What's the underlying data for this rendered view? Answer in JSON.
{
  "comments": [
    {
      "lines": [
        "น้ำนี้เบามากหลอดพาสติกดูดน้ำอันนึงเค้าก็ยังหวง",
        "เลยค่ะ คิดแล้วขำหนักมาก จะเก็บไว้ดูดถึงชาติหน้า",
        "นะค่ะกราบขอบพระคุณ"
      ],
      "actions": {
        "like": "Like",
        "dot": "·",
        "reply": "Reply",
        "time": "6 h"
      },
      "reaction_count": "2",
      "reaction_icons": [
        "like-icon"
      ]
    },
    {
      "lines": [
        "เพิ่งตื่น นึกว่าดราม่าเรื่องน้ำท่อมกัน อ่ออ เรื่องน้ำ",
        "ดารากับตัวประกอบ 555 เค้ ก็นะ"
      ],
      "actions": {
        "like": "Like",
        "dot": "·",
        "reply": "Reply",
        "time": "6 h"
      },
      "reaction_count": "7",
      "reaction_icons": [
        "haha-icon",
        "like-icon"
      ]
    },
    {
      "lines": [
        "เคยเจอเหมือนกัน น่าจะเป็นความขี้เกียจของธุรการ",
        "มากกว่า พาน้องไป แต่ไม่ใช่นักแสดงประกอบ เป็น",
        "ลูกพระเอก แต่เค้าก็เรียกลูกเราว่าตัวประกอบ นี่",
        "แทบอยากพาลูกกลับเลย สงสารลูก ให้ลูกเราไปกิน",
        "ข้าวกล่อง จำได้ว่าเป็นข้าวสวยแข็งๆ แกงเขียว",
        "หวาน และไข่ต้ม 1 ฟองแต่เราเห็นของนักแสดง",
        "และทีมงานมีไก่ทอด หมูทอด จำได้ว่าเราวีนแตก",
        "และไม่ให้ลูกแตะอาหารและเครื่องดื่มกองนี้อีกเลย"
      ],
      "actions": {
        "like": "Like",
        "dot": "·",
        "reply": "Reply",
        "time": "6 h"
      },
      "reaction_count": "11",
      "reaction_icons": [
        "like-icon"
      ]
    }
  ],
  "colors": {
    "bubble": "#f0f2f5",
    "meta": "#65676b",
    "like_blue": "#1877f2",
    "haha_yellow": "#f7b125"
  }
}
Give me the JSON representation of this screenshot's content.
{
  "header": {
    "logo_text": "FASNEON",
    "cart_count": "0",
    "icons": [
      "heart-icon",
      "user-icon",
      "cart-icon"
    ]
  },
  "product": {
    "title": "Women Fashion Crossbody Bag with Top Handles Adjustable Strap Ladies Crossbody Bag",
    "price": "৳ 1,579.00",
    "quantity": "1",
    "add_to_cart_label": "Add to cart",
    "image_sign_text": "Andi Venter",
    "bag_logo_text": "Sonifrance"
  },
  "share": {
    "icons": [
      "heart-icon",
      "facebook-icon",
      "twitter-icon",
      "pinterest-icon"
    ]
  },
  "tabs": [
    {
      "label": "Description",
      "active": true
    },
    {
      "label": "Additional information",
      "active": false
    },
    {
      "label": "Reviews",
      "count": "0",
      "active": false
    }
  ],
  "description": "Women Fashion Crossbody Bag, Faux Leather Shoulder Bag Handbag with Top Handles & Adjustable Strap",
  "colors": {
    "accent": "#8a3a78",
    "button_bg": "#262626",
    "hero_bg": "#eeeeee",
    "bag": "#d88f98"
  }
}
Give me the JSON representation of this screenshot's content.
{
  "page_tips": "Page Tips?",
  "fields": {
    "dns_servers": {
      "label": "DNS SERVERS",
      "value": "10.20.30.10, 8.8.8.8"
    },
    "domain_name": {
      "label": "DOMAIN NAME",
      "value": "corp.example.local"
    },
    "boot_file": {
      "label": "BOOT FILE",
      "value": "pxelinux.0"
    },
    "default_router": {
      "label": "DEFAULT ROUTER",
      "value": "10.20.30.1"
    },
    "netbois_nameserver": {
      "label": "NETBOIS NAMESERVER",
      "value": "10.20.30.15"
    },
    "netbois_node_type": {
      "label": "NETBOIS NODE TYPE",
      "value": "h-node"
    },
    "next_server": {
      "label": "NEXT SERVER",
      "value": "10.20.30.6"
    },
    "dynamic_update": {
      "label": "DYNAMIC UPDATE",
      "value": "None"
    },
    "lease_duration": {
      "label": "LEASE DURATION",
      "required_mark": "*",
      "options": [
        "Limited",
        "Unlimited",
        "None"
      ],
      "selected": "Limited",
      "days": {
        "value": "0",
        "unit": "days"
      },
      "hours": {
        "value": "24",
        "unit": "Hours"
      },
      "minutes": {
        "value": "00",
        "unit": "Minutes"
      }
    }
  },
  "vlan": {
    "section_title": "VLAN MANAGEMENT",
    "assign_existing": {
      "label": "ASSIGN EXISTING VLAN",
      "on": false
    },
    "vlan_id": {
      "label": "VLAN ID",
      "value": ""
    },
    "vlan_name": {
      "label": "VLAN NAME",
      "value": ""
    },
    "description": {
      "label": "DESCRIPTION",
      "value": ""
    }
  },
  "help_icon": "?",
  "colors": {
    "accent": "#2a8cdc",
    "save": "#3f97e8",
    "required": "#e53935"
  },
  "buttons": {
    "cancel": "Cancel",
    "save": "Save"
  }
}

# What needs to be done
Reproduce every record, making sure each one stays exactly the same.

# Result of this task
What's the underlying data for this rendered view? Answer in JSON.
{
  "comments": [
    {
      "lines": [
        "น้ำนี้เบามากหลอดพาสติกดูดน้ำอันนึงเค้าก็ยังหวง",
        "เลยค่ะ คิดแล้วขำหนักมาก จะเก็บไว้ดูดถึงชาติหน้า",
        "นะค่ะกราบขอบพระคุณ"
      ],
      "actions": {
        "like": "Like",
        "dot": "·",
        "reply": "Reply",
        "time": "6 h"
      },
      "reaction_count": "2",
      "reaction_icons": [
        "like-icon"
      ]
    },
    {
      "lines": [
        "เพิ่งตื่น นึกว่าดราม่าเรื่องน้ำท่อมกัน อ่ออ เรื่องน้ำ",
        "ดารากับตัวประกอบ 555 เค้ ก็นะ"
      ],
      "actions": {
        "like": "Like",
        "dot": "·",
        "reply": "Reply",
        "time": "6 h"
      },
      "reaction_count": "7",
      "reaction_icons": [
        "haha-icon",
        "like-icon"
      ]
    },
    {
      "lines": [
        "เคยเจอเหมือนกัน น่าจะเป็นความขี้เกียจของธุรการ",
        "มากกว่า พาน้องไป แต่ไม่ใช่นักแสดงประกอบ เป็น",
        "ลูกพระเอก แต่เค้าก็เรียกลูกเราว่าตัวประกอบ นี่",
        "แทบอยากพาลูกกลับเลย สงสารลูก ให้ลูกเราไปกิน",
        "ข้าวกล่อง จำได้ว่าเป็นข้าวสวยแข็งๆ แกงเขียว",
        "หวาน และไข่ต้ม 1 ฟองแต่เราเห็นของนักแสดง",
        "และทีมงานมีไก่ทอด หมูทอด จำได้ว่าเราวีนแตก",
        "และไม่ให้ลูกแตะอาหารและเครื่องดื่มกองนี้อีกเลย"
      ],
      "actions": {
        "like": "Like",
        "dot": "·",
        "reply": "Reply",
        "time": "6 h"
      },
      "reaction_count": "11",
      "reaction_icons": [
        "like-icon"
      ]
    }
  ],
  "colors": {
    "bubble": "#f0f2f5",
    "meta": "#65676b",
    "like_blue": "#1877f2",
    "haha_yellow": "#f7b125"
  }
}
Give me the JSON representation of this screenshot's content.
{
  "header": {
    "logo_text": "FASNEON",
    "cart_count": "0",
    "icons": [
      "heart-icon",
      "user-icon",
      "cart-icon"
    ]
  },
  "product": {
    "title": "Women Fashion Crossbody Bag with Top Handles Adjustable Strap Ladies Crossbody Bag",
    "price": "৳ 1,579.00",
    "quantity": "1",
    "add_to_cart_label": "Add to cart",
    "image_sign_text": "Andi Venter",
    "bag_logo_text": "Sonifrance"
  },
  "share": {
    "icons": [
      "heart-icon",
      "facebook-icon",
      "twitter-icon",
      "pinterest-icon"
    ]
  },
  "tabs": [
    {
      "label": "Description",
      "active": true
    },
    {
      "label": "Additional information",
      "active": false
    },
    {
      "label": "Reviews",
      "count": "0",
      "active": false
    }
  ],
  "description": "Women Fashion Crossbody Bag, Faux Leather Shoulder Bag Handbag with Top Handles & Adjustable Strap",
  "colors": {
    "accent": "#8a3a78",
    "button_bg": "#262626",
    "hero_bg": "#eeeeee",
    "bag": "#d88f98"
  }
}
Give me the JSON representation of this screenshot's content.
{
  "page_tips": "Page Tips?",
  "fields": {
    "dns_servers": {
      "label": "DNS SERVERS",
      "value": "10.20.30.10, 8.8.8.8"
    },
    "domain_name": {
      "label": "DOMAIN NAME",
      "value": "corp.example.local"
    },
    "boot_file": {
      "label": "BOOT FILE",
      "value": "pxelinux.0"
    },
    "default_router": {
      "label": "DEFAULT ROUTER",
      "value": "10.20.30.1"
    },
    "netbois_nameserver": {
      "label": "NETBOIS NAMESERVER",
      "value": "10.20.30.15"
    },
    "netbois_node_type": {
      "label": "NETBOIS NODE TYPE",
      "value": "h-node"
    },
    "next_server": {
      "label": "NEXT SERVER",
      "value": "10.20.30.6"
    },
    "dynamic_update": {
      "label": "DYNAMIC UPDATE",
      "value": "None"
    },
    "lease_duration": {
      "label": "LEASE DURATION",
      "required_mark": "*",
      "options": [
        "Limited",
        "Unlimited",
        "None"
      ],
      "selected": "Limited",
      "days": {
        "value": "0",
        "unit": "days"
      },
      "hours": {
        "value": "24",
        "unit": "Hours"
      },
      "minutes": {
        "value": "00",
        "unit": "Minutes"
      }
    }
  },
  "vlan": {
    "section_title": "VLAN MANAGEMENT",
    "assign_existing": {
      "label": "ASSIGN EXISTING VLAN",
      "on": false
    },
    "vlan_id": {
      "label": "VLAN ID",
      "value": ""
    },
    "vlan_name": {
      "label": "VLAN NAME",
      "value": ""
    },
    "description": {
      "label": "DESCRIPTION",
      "value": ""
    }
  },
  "help_icon": "?",
  "colors": {
    "accent": "#2a8cdc",
    "save": "#3f97e8",
    "required": "#e53935"
  },
  "buttons": {
    "cancel": "Cancel",
    "save": "Save"
  }
}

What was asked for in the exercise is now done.